ABOUT THIS TASK:
Find each line of the entries with the string "title", please, and copy it.

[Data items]
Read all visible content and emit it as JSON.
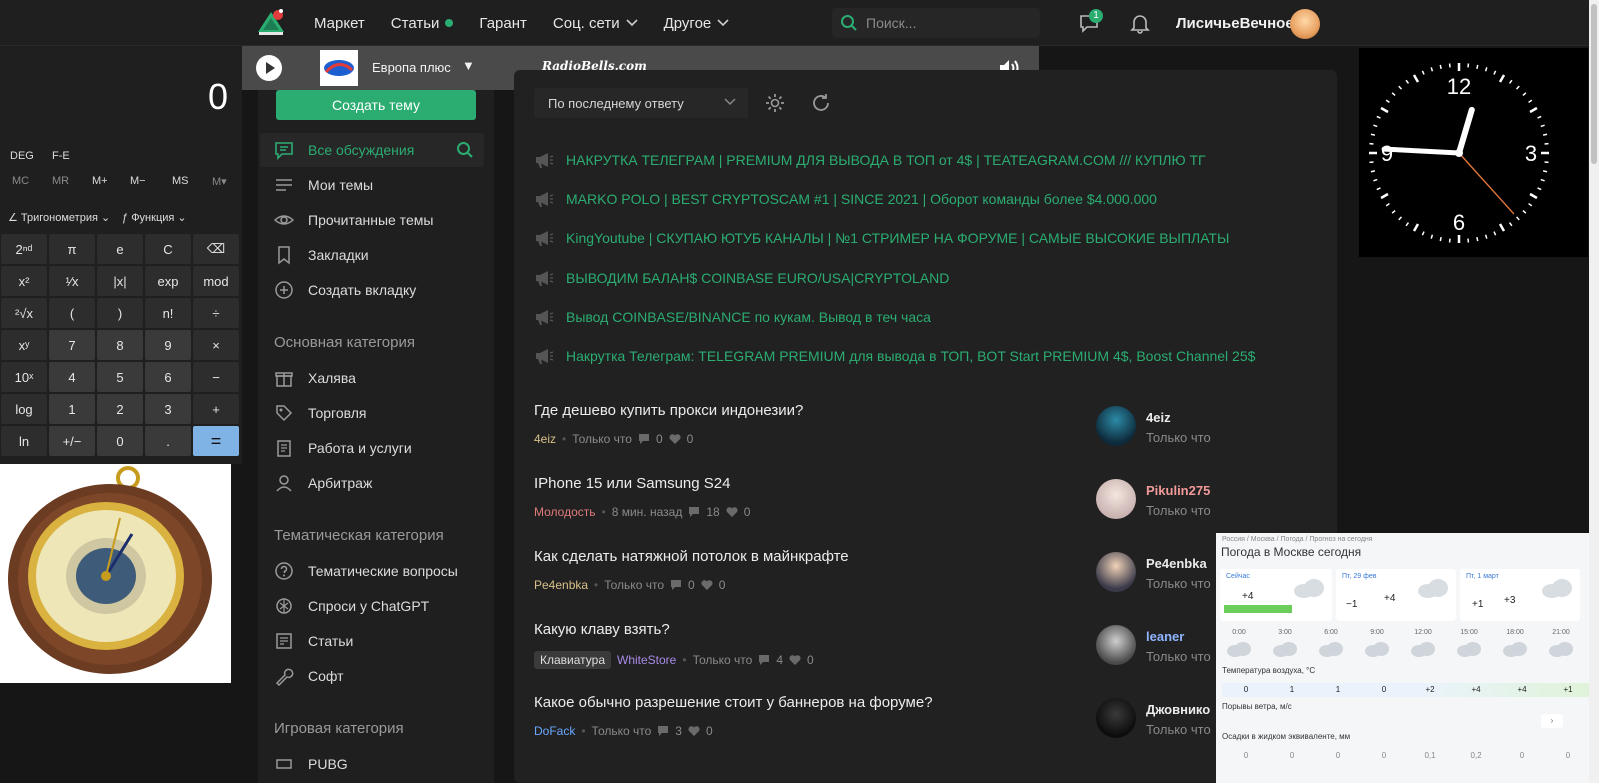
{
  "nav": {
    "items": [
      "Маркет",
      "Статьи",
      "Гарант",
      "Соц. сети",
      "Другое"
    ],
    "search_placeholder": "Поиск...",
    "messages_badge": "1",
    "username": "ЛисичьеВечное"
  },
  "radio": {
    "station": "Европа плюс",
    "caret": "▼",
    "brand": "RadioBells.com"
  },
  "calc": {
    "display": "0",
    "mode_deg": "DEG",
    "mode_fe": "F-E",
    "memory": [
      "MC",
      "MR",
      "M+",
      "M−",
      "MS",
      "M▾"
    ],
    "trig": "Тригонометрия",
    "func": "Функция",
    "keys": [
      "2ⁿᵈ",
      "π",
      "e",
      "C",
      "⌫",
      "x²",
      "¹⁄x",
      "|x|",
      "exp",
      "mod",
      "²√x",
      "(",
      ")",
      "n!",
      "÷",
      "xʸ",
      "7",
      "8",
      "9",
      "×",
      "10ˣ",
      "4",
      "5",
      "6",
      "−",
      "log",
      "1",
      "2",
      "3",
      "+",
      "ln",
      "+/−",
      "0",
      ".",
      "="
    ]
  },
  "sidebar": {
    "create_button": "Создать тему",
    "items": [
      "Все обсуждения",
      "Мои темы",
      "Прочитанные темы",
      "Закладки",
      "Создать вкладку"
    ],
    "head_main": "Основная категория",
    "main_items": [
      "Халява",
      "Торговля",
      "Работа и услуги",
      "Арбитраж"
    ],
    "head_theme": "Тематическая категория",
    "theme_items": [
      "Тематические вопросы",
      "Спроси у ChatGPT",
      "Статьи",
      "Софт"
    ],
    "head_game": "Игровая категория",
    "game_items": [
      "PUBG"
    ]
  },
  "main": {
    "sort": "По последнему ответу",
    "pinned": [
      "НАКРУТКА ТЕЛЕГРАМ | PREMIUM ДЛЯ ВЫВОДА В ТОП от 4$ | TEATEAGRAM.COM /// КУПЛЮ ТГ",
      "MARKO POLO | BEST CRYPTOSCAM #1 | SINCE 2021 | Оборот команды более $4.000.000",
      "KingYoutube | СКУПАЮ ЮТУБ КАНАЛЫ | №1 СТРИМЕР НА ФОРУМЕ | САМЫЕ ВЫСОКИЕ ВЫПЛАТЫ",
      "ВЫВОДИМ БАЛАН$ COINBASE EURO/USA|CRYPTOLAND",
      "Вывод COINBASE/BINANCE по кукам. Вывод в теч часа",
      "Накрутка Телеграм: TELEGRAM PREMIUM для вывода в ТОП, BOT Start PREMIUM 4$, Boost Channel 25$"
    ],
    "threads": [
      {
        "title": "Где дешево купить прокси индонезии?",
        "tag": "",
        "author": "4eiz",
        "author_color": "#d8c08a",
        "time": "Только что",
        "replies": "0",
        "likes": "0",
        "last_name": "4eiz",
        "last_color": "#ececec",
        "last_time": "Только что"
      },
      {
        "title": "IPhone 15 или Samsung S24",
        "tag": "",
        "author": "Молодость",
        "author_color": "#e07b7b",
        "time": "8 мин. назад",
        "replies": "18",
        "likes": "0",
        "last_name": "Pikulin275",
        "last_color": "#f29a9a",
        "last_time": "Только что"
      },
      {
        "title": "Как сделать натяжной потолок в майнкрафте",
        "tag": "",
        "author": "Pe4enbka",
        "author_color": "#d8c08a",
        "time": "Только что",
        "replies": "0",
        "likes": "0",
        "last_name": "Pe4enbka",
        "last_color": "#ececec",
        "last_time": "Только что"
      },
      {
        "title": "Какую клаву взять?",
        "tag": "Клавиатура",
        "author": "WhiteStore",
        "author_color": "#a98be8",
        "time": "Только что",
        "replies": "4",
        "likes": "0",
        "last_name": "leaner",
        "last_color": "#8fb4ff",
        "last_time": "Только что"
      },
      {
        "title": "Какое обычно разрешение стоит у баннеров на форуме?",
        "tag": "",
        "author": "DoFack",
        "author_color": "#6aa8ff",
        "time": "Только что",
        "replies": "3",
        "likes": "0",
        "last_name": "Джовнико",
        "last_color": "#ececec",
        "last_time": "Только что"
      }
    ]
  },
  "clock": {
    "n12": "12",
    "n3": "3",
    "n6": "6",
    "n9": "9",
    "hour": 0.55,
    "minute": 45.5,
    "second": 23
  },
  "weather": {
    "crumb": "Россия / Москва / Погода / Прогноз на сегодня",
    "title": "Погода в Москве сегодня",
    "cards": [
      {
        "label": "Сейчас",
        "t1": "+4",
        "t2": ""
      },
      {
        "label": "Пт, 29 фев",
        "t1": "−1",
        "t2": "+4"
      },
      {
        "label": "Пт, 1 март",
        "t1": "+1",
        "t2": "+3"
      }
    ],
    "hours": [
      "0:00",
      "3:00",
      "6:00",
      "9:00",
      "12:00",
      "15:00",
      "18:00",
      "21:00"
    ],
    "temp_label": "Температура воздуха, °С",
    "temps": [
      "0",
      "1",
      "1",
      "0",
      "+2",
      "+4",
      "+4",
      "+1"
    ],
    "wind_label": "Порывы ветра, м/с",
    "precip_label": "Осадки в жидком эквиваленте, мм",
    "precip": [
      "0",
      "0",
      "0",
      "0",
      "0,1",
      "0,2",
      "0",
      "0"
    ]
  }
}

TASK OUTPUT:
        "title": "Где дешево купить прокси индонезии?",
        "title": "IPhone 15 или Samsung S24",
        "title": "Как сделать натяжной потолок в майнкрафте",
        "title": "Какую клаву взять?",
        "title": "Какое обычно разрешение стоит у баннеров на форуме?",
    "title": "Погода в Москве сегодня",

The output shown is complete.